I think that David Brooks got in right in a recent op-ed piece. He asserts that Obama picked the Republican Chuck Hagel for the Secretary of Defense to spearhead the effort to reduce the military budget (see: Why Hagel Was Picked). The cost of Medicare also needs to be reduced but it's a very popular program with nearly universal support among voters. It is anticipated that much of the Medicare savings will be obtained from providers and, hopefully, from the drug companies. Because of this, healthcare consumers will be spared some of the major effects of the reductions. Here's an excerpt from the Brooks piece:
Americans don’t particularly like government, but they do want government to subsidize their health care. They believe that health care spending improves their lives more than any other public good. In a Quinnipiac poll, typical of many others, Americans opposed any cuts to Medicare by a margin of 70 percent to 25 percent....Medicare spending is set to nearly double over the next decade. This is the crucial element driving all federal spending over the next few decades and pushing federal debt to about 250 percent of G.D.P. in 30 years.There are no conceivable tax increases that can keep up with this spending rise....As a result, health care spending, which people really appreciate, is squeezing out all other spending, which they value far less.....So far, defense budgets have not been squeezed by the Medicare vice. But that is about to change....The current budget calls for a steep but possibly appropriate decline in defense spending, from 4.3 percent of G.D.P. to 3 percent, according to the Congressional Budget Office....As the federal government becomes a health care state, there will have to be a generation of defense cuts that overwhelm anything in recent history....As this sort of crunch gradually tightens, Medicare will be the last to go. Spending on things like Head Start, scientific research and defense will go quicker. These spending cuts will transform America’s stature in the world, making us look a lot more like Europe today....Chuck Hagel has been nominated to supervise the beginning of this generation-long process of defense cutbacks. If a Democratic president is going to slash defense, he probably wants a Republican at the Pentagon to give him political cover, and he probably wants a decorated war hero to boot. All the charges about Hagel’s views on Israel or Iran are secondary. The real question is, how will he begin this long cutting process?

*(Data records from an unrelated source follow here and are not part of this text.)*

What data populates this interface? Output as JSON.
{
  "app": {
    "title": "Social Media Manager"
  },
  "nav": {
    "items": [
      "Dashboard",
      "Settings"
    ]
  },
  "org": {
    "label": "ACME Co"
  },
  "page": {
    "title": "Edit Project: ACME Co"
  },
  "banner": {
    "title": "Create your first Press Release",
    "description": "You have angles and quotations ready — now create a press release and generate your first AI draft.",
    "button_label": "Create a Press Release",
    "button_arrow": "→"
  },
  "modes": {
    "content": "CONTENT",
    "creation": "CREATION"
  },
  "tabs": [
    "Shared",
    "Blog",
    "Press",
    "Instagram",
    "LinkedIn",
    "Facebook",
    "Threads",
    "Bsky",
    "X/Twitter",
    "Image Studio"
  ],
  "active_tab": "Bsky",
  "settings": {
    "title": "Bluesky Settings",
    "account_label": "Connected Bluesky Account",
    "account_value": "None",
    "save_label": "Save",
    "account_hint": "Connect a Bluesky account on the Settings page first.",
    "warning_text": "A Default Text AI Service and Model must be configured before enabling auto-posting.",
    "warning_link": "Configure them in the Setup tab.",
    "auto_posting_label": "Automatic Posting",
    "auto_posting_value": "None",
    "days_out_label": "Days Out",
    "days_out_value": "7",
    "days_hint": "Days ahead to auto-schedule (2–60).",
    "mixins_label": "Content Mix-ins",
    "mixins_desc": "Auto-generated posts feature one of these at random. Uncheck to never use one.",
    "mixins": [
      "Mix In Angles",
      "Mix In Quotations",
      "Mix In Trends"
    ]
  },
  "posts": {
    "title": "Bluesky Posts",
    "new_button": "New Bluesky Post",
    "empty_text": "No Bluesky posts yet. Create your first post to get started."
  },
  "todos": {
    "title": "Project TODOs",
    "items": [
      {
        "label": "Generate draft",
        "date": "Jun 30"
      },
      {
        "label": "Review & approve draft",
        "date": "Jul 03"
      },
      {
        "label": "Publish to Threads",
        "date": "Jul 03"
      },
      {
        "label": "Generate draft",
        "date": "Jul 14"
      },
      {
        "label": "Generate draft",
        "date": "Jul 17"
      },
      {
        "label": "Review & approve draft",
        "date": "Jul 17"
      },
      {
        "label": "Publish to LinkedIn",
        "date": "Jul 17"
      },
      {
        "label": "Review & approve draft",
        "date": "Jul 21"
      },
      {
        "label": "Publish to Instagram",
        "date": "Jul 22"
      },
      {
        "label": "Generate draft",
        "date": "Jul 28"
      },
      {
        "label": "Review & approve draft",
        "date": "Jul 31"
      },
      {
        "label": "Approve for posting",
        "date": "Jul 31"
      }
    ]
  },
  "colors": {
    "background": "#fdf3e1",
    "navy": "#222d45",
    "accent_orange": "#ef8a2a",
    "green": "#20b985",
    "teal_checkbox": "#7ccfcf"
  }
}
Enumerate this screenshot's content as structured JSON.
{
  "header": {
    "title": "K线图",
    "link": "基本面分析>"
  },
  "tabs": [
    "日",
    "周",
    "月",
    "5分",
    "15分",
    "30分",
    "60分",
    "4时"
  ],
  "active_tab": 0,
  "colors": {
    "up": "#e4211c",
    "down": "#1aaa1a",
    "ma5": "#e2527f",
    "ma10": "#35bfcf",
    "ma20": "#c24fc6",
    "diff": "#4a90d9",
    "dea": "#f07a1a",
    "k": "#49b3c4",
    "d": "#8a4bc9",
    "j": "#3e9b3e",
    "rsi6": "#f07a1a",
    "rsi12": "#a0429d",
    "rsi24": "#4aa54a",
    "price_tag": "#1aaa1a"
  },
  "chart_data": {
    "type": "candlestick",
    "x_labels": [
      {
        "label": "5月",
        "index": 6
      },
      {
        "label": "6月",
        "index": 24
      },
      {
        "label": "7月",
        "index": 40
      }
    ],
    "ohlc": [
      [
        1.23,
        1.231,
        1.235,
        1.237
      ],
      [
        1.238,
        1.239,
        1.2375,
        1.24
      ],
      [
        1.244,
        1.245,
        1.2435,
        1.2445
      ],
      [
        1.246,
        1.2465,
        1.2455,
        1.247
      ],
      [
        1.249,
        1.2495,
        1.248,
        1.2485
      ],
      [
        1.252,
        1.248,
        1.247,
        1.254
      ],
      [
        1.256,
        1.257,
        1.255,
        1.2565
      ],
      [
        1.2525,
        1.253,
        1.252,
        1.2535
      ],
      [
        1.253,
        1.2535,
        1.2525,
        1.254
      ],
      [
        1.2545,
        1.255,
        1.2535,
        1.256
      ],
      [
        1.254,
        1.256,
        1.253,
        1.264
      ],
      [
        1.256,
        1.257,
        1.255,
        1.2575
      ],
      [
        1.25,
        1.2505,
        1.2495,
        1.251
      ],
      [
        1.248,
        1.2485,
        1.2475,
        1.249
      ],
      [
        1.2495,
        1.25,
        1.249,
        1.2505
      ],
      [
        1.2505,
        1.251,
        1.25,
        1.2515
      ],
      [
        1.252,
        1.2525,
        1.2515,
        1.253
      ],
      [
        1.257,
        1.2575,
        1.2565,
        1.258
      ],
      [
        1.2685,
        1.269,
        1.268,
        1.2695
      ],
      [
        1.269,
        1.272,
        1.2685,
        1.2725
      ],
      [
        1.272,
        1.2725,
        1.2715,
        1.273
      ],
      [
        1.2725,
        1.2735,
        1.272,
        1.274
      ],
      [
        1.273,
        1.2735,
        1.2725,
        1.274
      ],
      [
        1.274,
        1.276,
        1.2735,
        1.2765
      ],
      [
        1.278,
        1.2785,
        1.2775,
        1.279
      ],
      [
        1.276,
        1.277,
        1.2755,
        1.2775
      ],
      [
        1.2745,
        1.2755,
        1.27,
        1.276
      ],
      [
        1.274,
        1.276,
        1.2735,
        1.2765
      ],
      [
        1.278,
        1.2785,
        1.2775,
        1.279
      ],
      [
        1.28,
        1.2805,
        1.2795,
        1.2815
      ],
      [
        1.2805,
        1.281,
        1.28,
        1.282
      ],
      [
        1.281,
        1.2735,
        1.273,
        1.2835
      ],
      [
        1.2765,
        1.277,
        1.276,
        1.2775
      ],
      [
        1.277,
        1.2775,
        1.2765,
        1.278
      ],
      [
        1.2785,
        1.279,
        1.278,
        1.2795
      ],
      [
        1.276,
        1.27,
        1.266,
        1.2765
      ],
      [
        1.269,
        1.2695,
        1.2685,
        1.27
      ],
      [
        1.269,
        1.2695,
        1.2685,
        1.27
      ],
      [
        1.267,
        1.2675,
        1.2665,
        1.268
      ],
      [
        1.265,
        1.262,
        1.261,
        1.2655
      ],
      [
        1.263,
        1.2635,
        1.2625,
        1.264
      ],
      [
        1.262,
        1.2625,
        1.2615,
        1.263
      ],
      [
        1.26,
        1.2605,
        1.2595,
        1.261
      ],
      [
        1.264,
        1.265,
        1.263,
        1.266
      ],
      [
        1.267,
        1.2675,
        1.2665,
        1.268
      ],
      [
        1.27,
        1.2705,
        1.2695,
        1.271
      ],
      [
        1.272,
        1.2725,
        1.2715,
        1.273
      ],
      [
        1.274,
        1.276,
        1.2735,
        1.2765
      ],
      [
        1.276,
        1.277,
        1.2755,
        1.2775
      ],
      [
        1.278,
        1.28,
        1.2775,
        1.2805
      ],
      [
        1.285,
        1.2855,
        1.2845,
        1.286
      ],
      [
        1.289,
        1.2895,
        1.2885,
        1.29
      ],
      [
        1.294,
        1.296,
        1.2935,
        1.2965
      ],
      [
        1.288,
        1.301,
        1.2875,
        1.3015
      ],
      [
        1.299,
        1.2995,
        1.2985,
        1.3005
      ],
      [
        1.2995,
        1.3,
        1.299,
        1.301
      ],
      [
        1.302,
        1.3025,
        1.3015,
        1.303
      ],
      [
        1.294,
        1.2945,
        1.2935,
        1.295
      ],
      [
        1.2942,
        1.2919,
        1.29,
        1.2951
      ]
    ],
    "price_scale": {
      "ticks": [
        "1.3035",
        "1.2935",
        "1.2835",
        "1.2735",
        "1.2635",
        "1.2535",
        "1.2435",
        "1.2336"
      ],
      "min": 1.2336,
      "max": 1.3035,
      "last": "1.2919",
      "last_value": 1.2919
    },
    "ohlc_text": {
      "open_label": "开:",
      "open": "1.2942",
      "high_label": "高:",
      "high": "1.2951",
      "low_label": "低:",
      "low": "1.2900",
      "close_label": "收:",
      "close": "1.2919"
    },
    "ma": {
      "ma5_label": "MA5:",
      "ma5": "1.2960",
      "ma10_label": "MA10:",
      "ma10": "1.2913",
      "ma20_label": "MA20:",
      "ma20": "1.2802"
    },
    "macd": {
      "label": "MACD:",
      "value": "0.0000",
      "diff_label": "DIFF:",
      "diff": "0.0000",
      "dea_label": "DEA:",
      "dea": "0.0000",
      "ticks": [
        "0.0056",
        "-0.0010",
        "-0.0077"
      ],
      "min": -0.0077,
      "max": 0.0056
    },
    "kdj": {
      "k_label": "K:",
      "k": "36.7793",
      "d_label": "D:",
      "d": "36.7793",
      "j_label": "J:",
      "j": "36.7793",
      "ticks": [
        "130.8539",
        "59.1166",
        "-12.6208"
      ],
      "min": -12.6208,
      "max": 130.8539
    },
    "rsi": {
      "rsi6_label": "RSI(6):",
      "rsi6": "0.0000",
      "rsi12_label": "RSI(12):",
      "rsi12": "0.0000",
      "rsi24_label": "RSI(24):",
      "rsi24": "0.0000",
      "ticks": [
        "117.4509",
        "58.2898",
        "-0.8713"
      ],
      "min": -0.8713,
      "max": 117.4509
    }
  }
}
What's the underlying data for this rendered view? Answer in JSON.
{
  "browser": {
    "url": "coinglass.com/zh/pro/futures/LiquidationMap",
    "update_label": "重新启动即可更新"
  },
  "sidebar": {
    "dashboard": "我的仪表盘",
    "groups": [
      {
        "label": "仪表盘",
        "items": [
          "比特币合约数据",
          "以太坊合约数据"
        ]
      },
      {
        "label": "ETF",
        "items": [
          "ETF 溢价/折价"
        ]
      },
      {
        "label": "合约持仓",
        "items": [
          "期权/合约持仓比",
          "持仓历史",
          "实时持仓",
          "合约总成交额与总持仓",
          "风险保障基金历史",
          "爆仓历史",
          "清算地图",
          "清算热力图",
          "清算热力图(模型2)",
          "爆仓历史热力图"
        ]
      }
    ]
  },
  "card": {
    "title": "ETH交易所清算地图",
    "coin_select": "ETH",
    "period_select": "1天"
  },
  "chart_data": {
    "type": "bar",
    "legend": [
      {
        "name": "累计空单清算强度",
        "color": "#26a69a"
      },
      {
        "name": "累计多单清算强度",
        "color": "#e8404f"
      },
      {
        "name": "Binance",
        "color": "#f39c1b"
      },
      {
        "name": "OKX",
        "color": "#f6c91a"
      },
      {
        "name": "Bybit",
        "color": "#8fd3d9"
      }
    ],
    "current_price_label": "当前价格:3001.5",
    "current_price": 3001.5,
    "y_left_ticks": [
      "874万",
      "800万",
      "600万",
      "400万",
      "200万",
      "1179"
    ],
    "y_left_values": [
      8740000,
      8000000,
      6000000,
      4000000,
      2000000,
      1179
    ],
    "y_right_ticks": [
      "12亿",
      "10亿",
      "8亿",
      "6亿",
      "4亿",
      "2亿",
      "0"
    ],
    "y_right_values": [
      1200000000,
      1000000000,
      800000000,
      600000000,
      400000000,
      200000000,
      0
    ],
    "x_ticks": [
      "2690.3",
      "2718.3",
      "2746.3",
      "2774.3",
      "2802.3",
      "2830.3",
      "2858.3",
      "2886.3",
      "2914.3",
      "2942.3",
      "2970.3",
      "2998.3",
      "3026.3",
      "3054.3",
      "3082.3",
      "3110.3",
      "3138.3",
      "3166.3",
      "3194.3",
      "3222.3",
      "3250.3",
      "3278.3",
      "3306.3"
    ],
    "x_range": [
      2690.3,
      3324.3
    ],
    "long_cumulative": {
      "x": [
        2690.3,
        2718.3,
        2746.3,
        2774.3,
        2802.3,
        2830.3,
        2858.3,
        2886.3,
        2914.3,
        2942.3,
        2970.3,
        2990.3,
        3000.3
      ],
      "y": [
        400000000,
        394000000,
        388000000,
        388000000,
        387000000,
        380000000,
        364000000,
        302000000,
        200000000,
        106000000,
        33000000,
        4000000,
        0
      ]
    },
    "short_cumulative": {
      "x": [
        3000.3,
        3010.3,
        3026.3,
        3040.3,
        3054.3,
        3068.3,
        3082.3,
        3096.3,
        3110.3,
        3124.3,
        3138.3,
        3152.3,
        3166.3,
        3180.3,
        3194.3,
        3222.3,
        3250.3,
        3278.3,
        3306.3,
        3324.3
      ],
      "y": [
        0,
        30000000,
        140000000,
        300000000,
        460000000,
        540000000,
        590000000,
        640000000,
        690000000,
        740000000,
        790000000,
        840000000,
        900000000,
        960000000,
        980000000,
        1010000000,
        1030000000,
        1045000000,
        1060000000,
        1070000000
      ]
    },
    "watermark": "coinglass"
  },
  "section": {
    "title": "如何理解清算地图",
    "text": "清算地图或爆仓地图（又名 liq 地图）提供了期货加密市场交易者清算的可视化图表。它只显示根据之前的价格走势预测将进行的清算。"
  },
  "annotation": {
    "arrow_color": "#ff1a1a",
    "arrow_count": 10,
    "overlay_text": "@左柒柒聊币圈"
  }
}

Health spending rose to $2.7 trillion in 2011 and remained steady at 17.9% of the economy (see: Slower Growth in Health Spending). The rapid growth seems to be tailing off but we are still left with health spending as a huge percentage of the economy. For young people seeking a career, the healthcare system is a good news-bad news story. There will continue to be plenty of job in this sector but I am sure that I lot of fat will be squeezed out of the system so there will be lots of screaming (see: Can In-Office Pathology Labs Survive a 52% Cut of the Technical Component?; New Palmetto GBA Prostate Billing Guideline: A Foretelling of Healthcare’s Future?). Pathology societies like the CAP and ASCP are trying to push back on some of the cuts that are hitting pathologists in the wallet (see: ASCP and CAP ask CMS to reconsider 88305 and molecular pathology decisions).
The major problem that I foresee with reductions in healthcare spending is that the companies that will be spared the Draconian cutes will probably be those with the most politicians in their pockets which means, in part, the pharmaceutical companies (see: Study in crony capitalism: ObamaCare and Big Pharma). Here's a short quote from this latter article:
According to the trove of e-mails that the WSJ published ..., there appears to be a direct quid pro quo payoff to the drug companies for some badly-needed PR efforts on behalf of the administration, in exchange for limiting the amount that Congress would seize from drug companies....